Last week, JoVE, the Journal of Visualized Experiments, introduced a web application allowing scientists to view their text-based scientific articles in a 21st century format.
Named the Ask JoVE button, this new web application, or bookmarklet, generates a collection of peer-reviewed videos demonstrating the techniques used in a given scientific paper. It offers researchers the opportunity to watch the crucial components of a procedure, thereby reducing experimental error and the time it takes to learn the experiment.
"We created this new feature because we want to visualize all the science literature in the world," said JoVE’s CEO, Dr. Moshe Pritsker, "For every science article you read, click on the Ask JoVE button and immediately see videos of experiments related to this article, filmed at the best university labs."
For practicing scientists like Dr. Carrie Northcott, formerly a principal investigator at a Pharmacology and Toxicology laboratory at Michigan State University, learning scientific procedures through video demonstrations is more effective than traditional methods. Her lab used a JoVE video demonstrating catheter implantation to train incoming students and researchers on the technique.

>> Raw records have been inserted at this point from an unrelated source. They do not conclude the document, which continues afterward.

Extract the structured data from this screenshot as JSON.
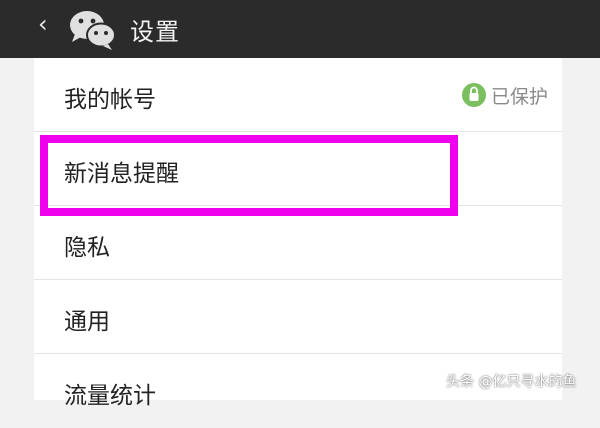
{
  "header": {
    "back_icon": "‹",
    "title": "设置",
    "logo": "wechat-logo"
  },
  "settings": {
    "items": [
      {
        "label": "我的帐号",
        "status": "已保护",
        "status_icon": "lock-icon"
      },
      {
        "label": "新消息提醒"
      },
      {
        "label": "隐私"
      },
      {
        "label": "通用"
      },
      {
        "label": "流量统计"
      }
    ]
  },
  "highlight": {
    "target": "新消息提醒",
    "color": "#f000ee"
  },
  "watermark": {
    "text": "头条 @亿只寻水的鱼"
  },
  "colors": {
    "titlebar": "#2b2b2b",
    "status_icon": "#7bbf5e",
    "highlight": "#f000ee"
  }
}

“Initially it took multiple tries, multiple efforts, whereas now when we teach this technique with the video we have between a 90 to 100 percent success rate,” said Dr. Northcott. She and a former graduate student of hers compared this to a success rate of approximately 40% prior to using the video.
Dr. Pritsker co-founded JoVE in 2006 after discovering, first hand, the problem of low-reproducibility facing scientific research. “As every bench scientist knows, it is very difficult to repeat biological experiments based on their text description in traditional scientific journals,” he said, “This is because the text format presents a requirement for scientists to understand the complex reality and numerous small details of the experiment from reading.”
By bringing video to the mass of traditionally formatted scientific articles online, the Ask JoVE button is in line with JoVE’s mission to increase the reproducibility of scientific research. “This will tremendously increase productivity of research in academia and biotech industry, accelerating development of new technologies and drug discovery,” said Dr. Pritsker, “This will also have a strong impact on scientific education and science policy at all levels.”
The Ask JoVE button is available as a free download at www.AskJoVE.com, and it is easily installed on both Mac and PC computers.
About JoVE, The Journal of Visualized Experiments:
JoVE, the Journal of Visualized Experiments, is the first and only PubMed/MEDLINE-indexed, peer-reviewed journal devoted to publishing scientific research in a video format. Using an international network of videographers, JoVE films and edits videos of researchers performing new experimental techniques at top universities, allowing students and scientists to learn them much more quickly. As of January 2014, JoVE has published video-protocols from an international community of more than 9,300 authors in the fields of biology, medicine, chemistry, and physics. www.jove.com